- "She shared a story about her emotional final day at the White House. Her daughters were in tears as they said goodbye to the staff, and she felt herself choke up, too — but she resolved to keep her emotions hidden before the Inauguration Day cameras. 'I didn't want to have tears in my eyes because people would swear I was crying because of the new president,' she said, as the crowd laughed."
7. Tech legends Chambers, Doerr talk Trump
For the past 20 years, Cisco Chairman John Chambers and Kleiner Perkins Chairman John Doerr have been bringing tech execs to Washington to meet with government officials about the issues Silicon Valley cares about, like corporate tax reform, high-skilled immigration and science education.
Axios Tech Editor Kim Hart writes that despite the tech industry's overall skeptical view of Trump, the two longtime Silicon Valley leaders see positive momentum for driving pro-business policies that will spur startup investment and, most of all, jobs.
Chambers: "We realize we have to change — I think Republicans and Democrats know it. And we've finally got somebody who's going to be bold and go for it. ... We've been through three presidencies in the past 20 years trying to get corporate tax rate changes. At least we're starting to move. The scary part is our counterparts around the world are moving much faster."
8. The talk of tech

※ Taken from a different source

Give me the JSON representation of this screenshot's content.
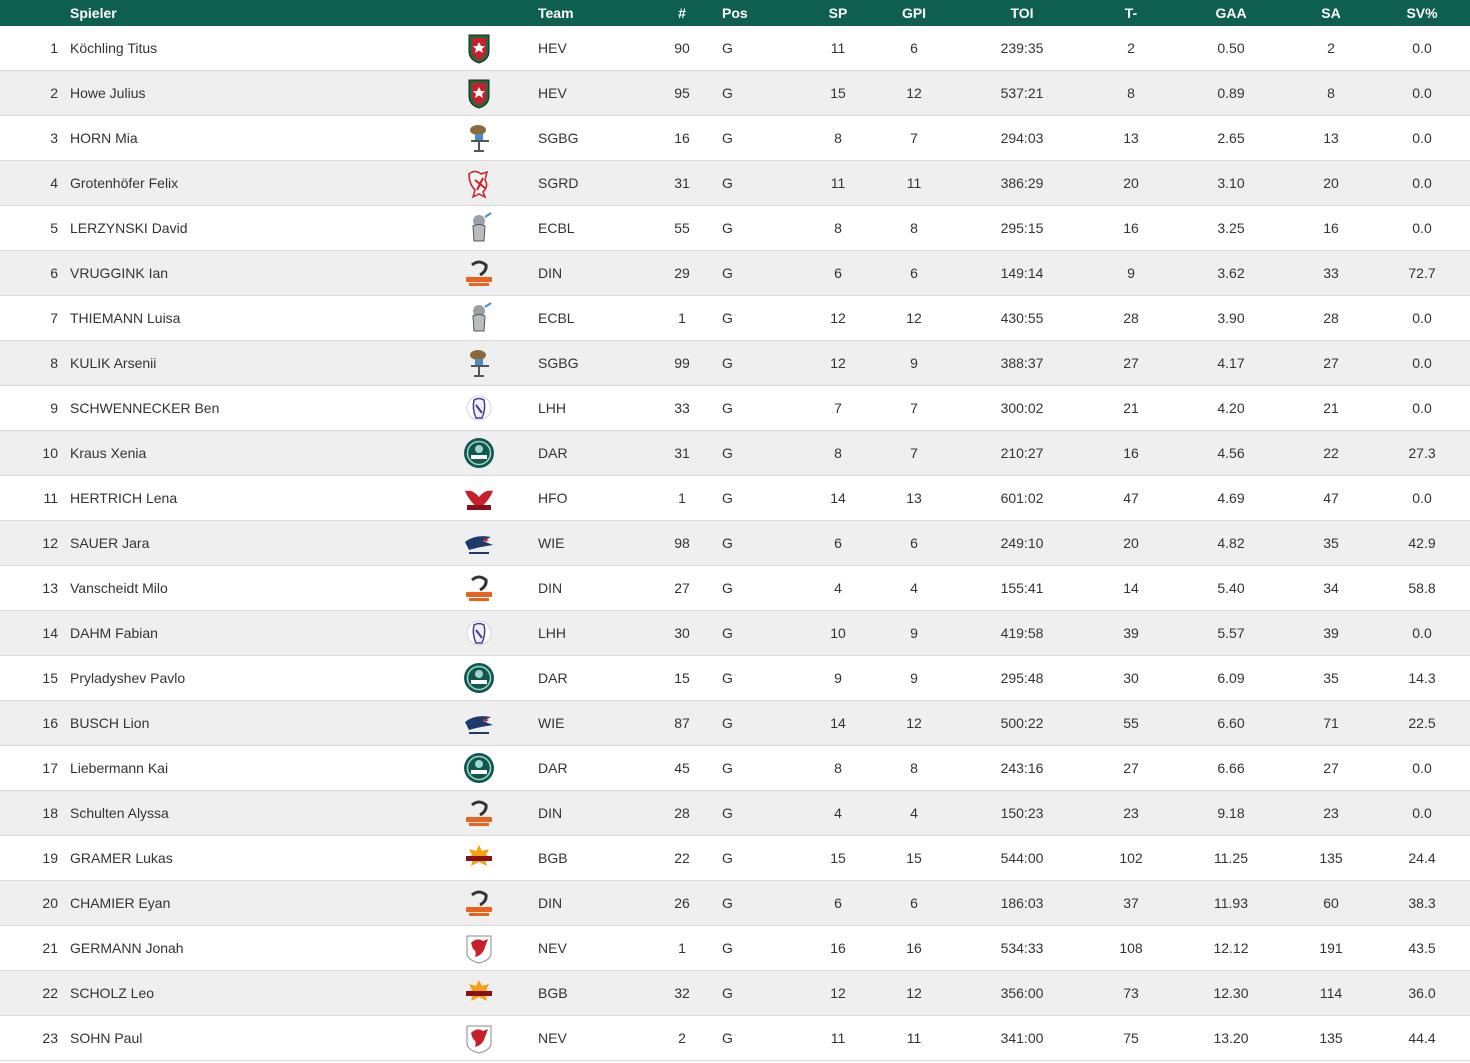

"Qualified executives usually believe they can handle a difficult leader" ... A Wall Street Journal front-pager goes inside San Francisco's highest-profile COO hunt, "Uber Seeks Seasoned No. 2 to Mind Its CEO," by Greg Bensinger, Betsy Morris and Georgia Wells:

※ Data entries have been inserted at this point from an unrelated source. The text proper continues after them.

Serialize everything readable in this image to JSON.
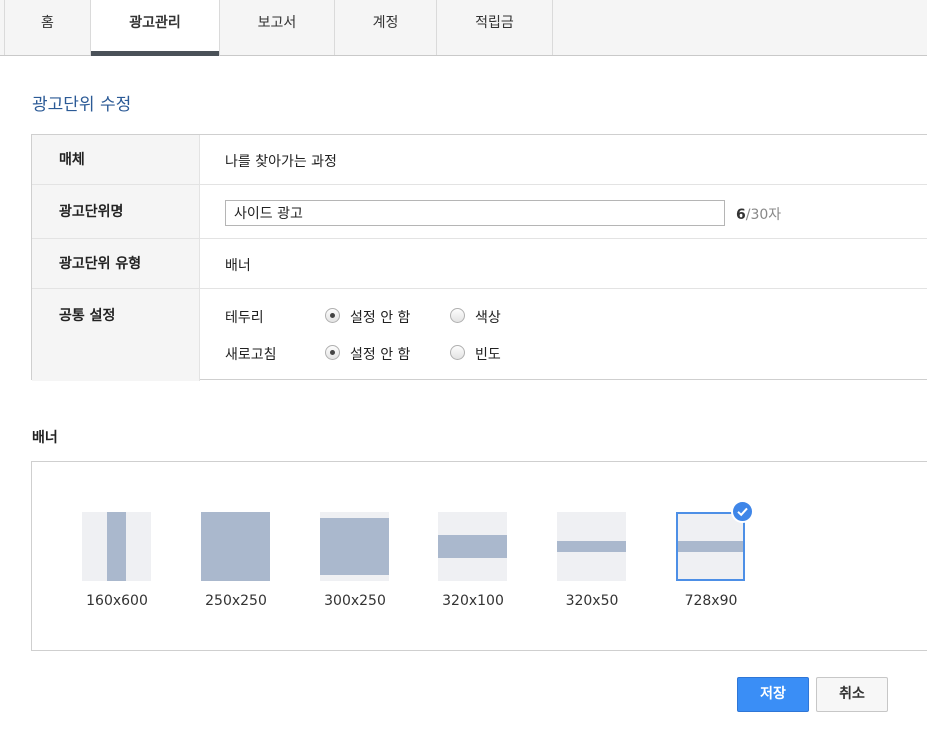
{
  "tabs": [
    {
      "label": "홈"
    },
    {
      "label": "광고관리"
    },
    {
      "label": "보고서"
    },
    {
      "label": "계정"
    },
    {
      "label": "적립금"
    }
  ],
  "page_title": "광고단위 수정",
  "form": {
    "media": {
      "label": "매체",
      "value": "나를 찾아가는 과정"
    },
    "unit_name": {
      "label": "광고단위명",
      "value": "사이드 광고",
      "count": "6",
      "max": "/30자"
    },
    "unit_type": {
      "label": "광고단위 유형",
      "value": "배너"
    },
    "common": {
      "label": "공통 설정",
      "border": {
        "label": "테두리",
        "options": [
          "설정 안 함",
          "색상"
        ],
        "selected": "설정 안 함"
      },
      "refresh": {
        "label": "새로고침",
        "options": [
          "설정 안 함",
          "빈도"
        ],
        "selected": "설정 안 함"
      }
    }
  },
  "banner": {
    "title": "배너",
    "sizes": [
      "160x600",
      "250x250",
      "300x250",
      "320x100",
      "320x50",
      "728x90"
    ],
    "selected": "728x90"
  },
  "buttons": {
    "save": "저장",
    "cancel": "취소"
  },
  "colors": {
    "accent": "#3a8ef6",
    "title": "#2b5a96",
    "thumb_fill": "#aab8cd"
  }
}
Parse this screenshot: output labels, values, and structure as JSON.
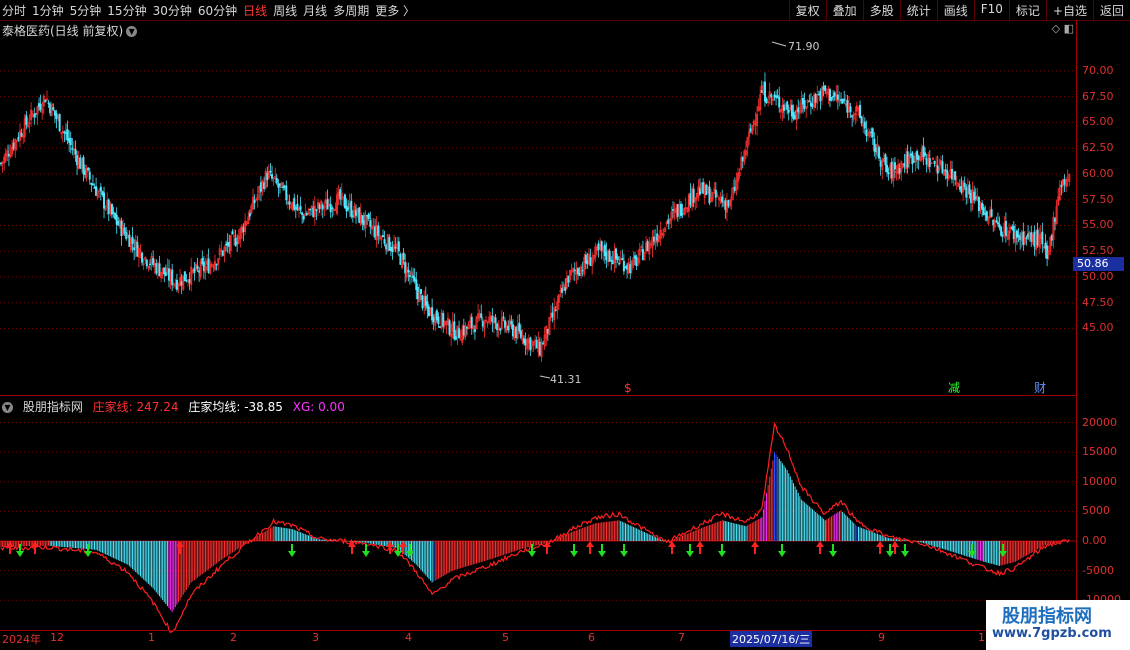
{
  "toolbar": {
    "periods": [
      "分时",
      "1分钟",
      "5分钟",
      "15分钟",
      "30分钟",
      "60分钟",
      "日线",
      "周线",
      "月线",
      "多周期",
      "更多 〉"
    ],
    "active_period": "日线",
    "tools": [
      "复权",
      "叠加",
      "多股",
      "统计",
      "画线",
      "F10",
      "标记",
      "+自选",
      "返回"
    ]
  },
  "main": {
    "title": "泰格医药(日线 前复权)",
    "current_price": "50.86",
    "high_label": "71.90",
    "low_label": "41.31",
    "markers": [
      {
        "text": "$",
        "color": "#ff3030"
      },
      {
        "text": "减",
        "color": "#30ff30"
      },
      {
        "text": "财",
        "color": "#6090ff"
      }
    ],
    "price_ticks": [
      "70.00",
      "67.50",
      "65.00",
      "62.50",
      "60.00",
      "57.50",
      "55.00",
      "52.50",
      "50.00",
      "47.50",
      "45.00"
    ]
  },
  "indicator": {
    "name": "股朋指标网",
    "line1": "庄家线: 247.24",
    "line2": "庄家均线: -38.85",
    "line3": "XG: 0.00",
    "ticks": [
      "20000",
      "15000",
      "10000",
      "5000",
      "0.00",
      "-5000",
      "-10000"
    ]
  },
  "date_axis": [
    "2024年",
    "12",
    "1",
    "2",
    "3",
    "4",
    "5",
    "6",
    "7",
    "2025/07/16/三",
    "9",
    "1"
  ],
  "watermark": {
    "line1": "股朋指标网",
    "line2": "www.7gpzb.com"
  },
  "colors": {
    "up": "#ff3030",
    "down": "#4fe8ff",
    "grid": "#7a0000",
    "blue": "#1c2fa0",
    "magenta": "#ff30ff"
  },
  "chart_data": {
    "type": "candlestick",
    "price_range": [
      40,
      73
    ],
    "close_waypoints": [
      [
        0,
        61
      ],
      [
        12,
        64
      ],
      [
        28,
        67.5
      ],
      [
        50,
        61
      ],
      [
        72,
        55.5
      ],
      [
        90,
        52
      ],
      [
        110,
        49.5
      ],
      [
        130,
        51
      ],
      [
        150,
        54
      ],
      [
        168,
        60
      ],
      [
        190,
        56
      ],
      [
        214,
        57.5
      ],
      [
        232,
        55
      ],
      [
        250,
        52.5
      ],
      [
        268,
        47
      ],
      [
        288,
        44.5
      ],
      [
        305,
        46
      ],
      [
        322,
        45
      ],
      [
        340,
        43
      ],
      [
        358,
        50
      ],
      [
        378,
        52.5
      ],
      [
        398,
        51
      ],
      [
        418,
        55
      ],
      [
        440,
        58.5
      ],
      [
        460,
        57
      ],
      [
        480,
        68
      ],
      [
        500,
        66
      ],
      [
        520,
        68
      ],
      [
        540,
        66
      ],
      [
        560,
        60
      ],
      [
        578,
        62
      ],
      [
        600,
        60
      ],
      [
        612,
        58
      ],
      [
        628,
        55
      ],
      [
        642,
        54
      ],
      [
        656,
        53.5
      ],
      [
        660,
        51.5
      ],
      [
        668,
        59
      ],
      [
        674,
        59.5
      ]
    ],
    "osc_waypoints": [
      [
        0,
        -1000
      ],
      [
        30,
        -800
      ],
      [
        60,
        -1500
      ],
      [
        80,
        -4000
      ],
      [
        96,
        -8000
      ],
      [
        108,
        -12000
      ],
      [
        120,
        -7000
      ],
      [
        140,
        -3000
      ],
      [
        160,
        500
      ],
      [
        172,
        2500
      ],
      [
        184,
        2000
      ],
      [
        200,
        300
      ],
      [
        230,
        -300
      ],
      [
        250,
        -1200
      ],
      [
        262,
        -4000
      ],
      [
        272,
        -7000
      ],
      [
        285,
        -5000
      ],
      [
        310,
        -3000
      ],
      [
        330,
        -1200
      ],
      [
        345,
        -300
      ],
      [
        360,
        1500
      ],
      [
        375,
        3000
      ],
      [
        390,
        3500
      ],
      [
        402,
        2000
      ],
      [
        420,
        -200
      ],
      [
        440,
        2000
      ],
      [
        455,
        3500
      ],
      [
        470,
        2500
      ],
      [
        480,
        4000
      ],
      [
        488,
        15000
      ],
      [
        496,
        12000
      ],
      [
        505,
        7000
      ],
      [
        520,
        3500
      ],
      [
        530,
        5200
      ],
      [
        540,
        2500
      ],
      [
        560,
        500
      ],
      [
        580,
        -200
      ],
      [
        600,
        -1800
      ],
      [
        620,
        -3500
      ],
      [
        630,
        -4200
      ],
      [
        640,
        -3500
      ],
      [
        660,
        -500
      ],
      [
        674,
        0
      ]
    ],
    "up_arrow_x": [
      10,
      35,
      180,
      352,
      390,
      403,
      547,
      590,
      672,
      700,
      755,
      820,
      880,
      895
    ],
    "down_arrow_x": [
      20,
      88,
      292,
      366,
      398,
      410,
      532,
      574,
      602,
      624,
      690,
      722,
      782,
      833,
      890,
      905,
      972,
      1003
    ]
  }
}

- CEO Travis "Kalanick and at least two Uber directors ... have interviewed ... Thomas Staggs, the former Walt Disney Co. COO, Karenann Terrell, former chief information officer of Wal-Mart Stores Inc., and Helena Foulkes, executive vice president of CVS Health Corp. ... Ms. Foulkes and Mr. Staggs are no longer in discussions with Uber."
- "Uber is also seeking prospects with experience in fields with complicated labor and operational structures, such as airlines."
- "Uber is describing the new COO to candidates as a partner to the 40-year-old Mr. Kalanick, not merely a deputy such as he has had in the past."
- What you're getting into: "A Kalanick hallmark has been night jam sessions — 'sashes,' in Uber parlance — that could last until 2 a.m. The CEO sometimes summoned employees with little warning, causing them to delay other projects and scramble to prepare for session topics such as how to capitalize on Uber's size. A topic might be debated each night for a week."
9. Nicolle Wallace gets MSNBC show
MSNBC will announce today that NBC News political analyst Nicolle Wallace will expand her role to host a new program that will air weekdays from 4 to 5 p.m. ET. The New York City-based program will premiere in May.
From the forthcoming release: "Wallace, a [novelist and] former White House Communications Director, will tackle the latest political developments and conduct interviews with leading newsmakers. MSNBC host and political correspondent Steve Kornacki will continue his presence in the hour, providing in-depth discussion and analysis."
10. 1 fun thing: "Moon eating"
A new food fad harkens back to Hawaiian traditions of eating, farming and fishing according to the lunar cycles, per Bloomberg's Brandon Presser:
[C]enturies-old civilizations recognized ... that the human body and our behavior operate on roughly monthly loops like the menstrual cycle. ... [T]he primary goal of mindful consumption is truer connection to our planet and thus a heightened sense of well being—both emotionally and physically. It's a lifestyle. ...
A look at the hundreds of images tagged #moonphaseproject on Instagram will reveal the neonatal stages of the food fad throughout [Hawaii]. ... [M]oon eating affects not only how vendors serve fresh fare, but also how they grow it, when they procure it, and how they harvest it ..
By starting and ending the cycle on the eve of the full moon, the produce is noticeably more plump and much more delicious and vitamin-rich when harvested in the correct season (breadfruit during April's lunar month, mango throughout the summer).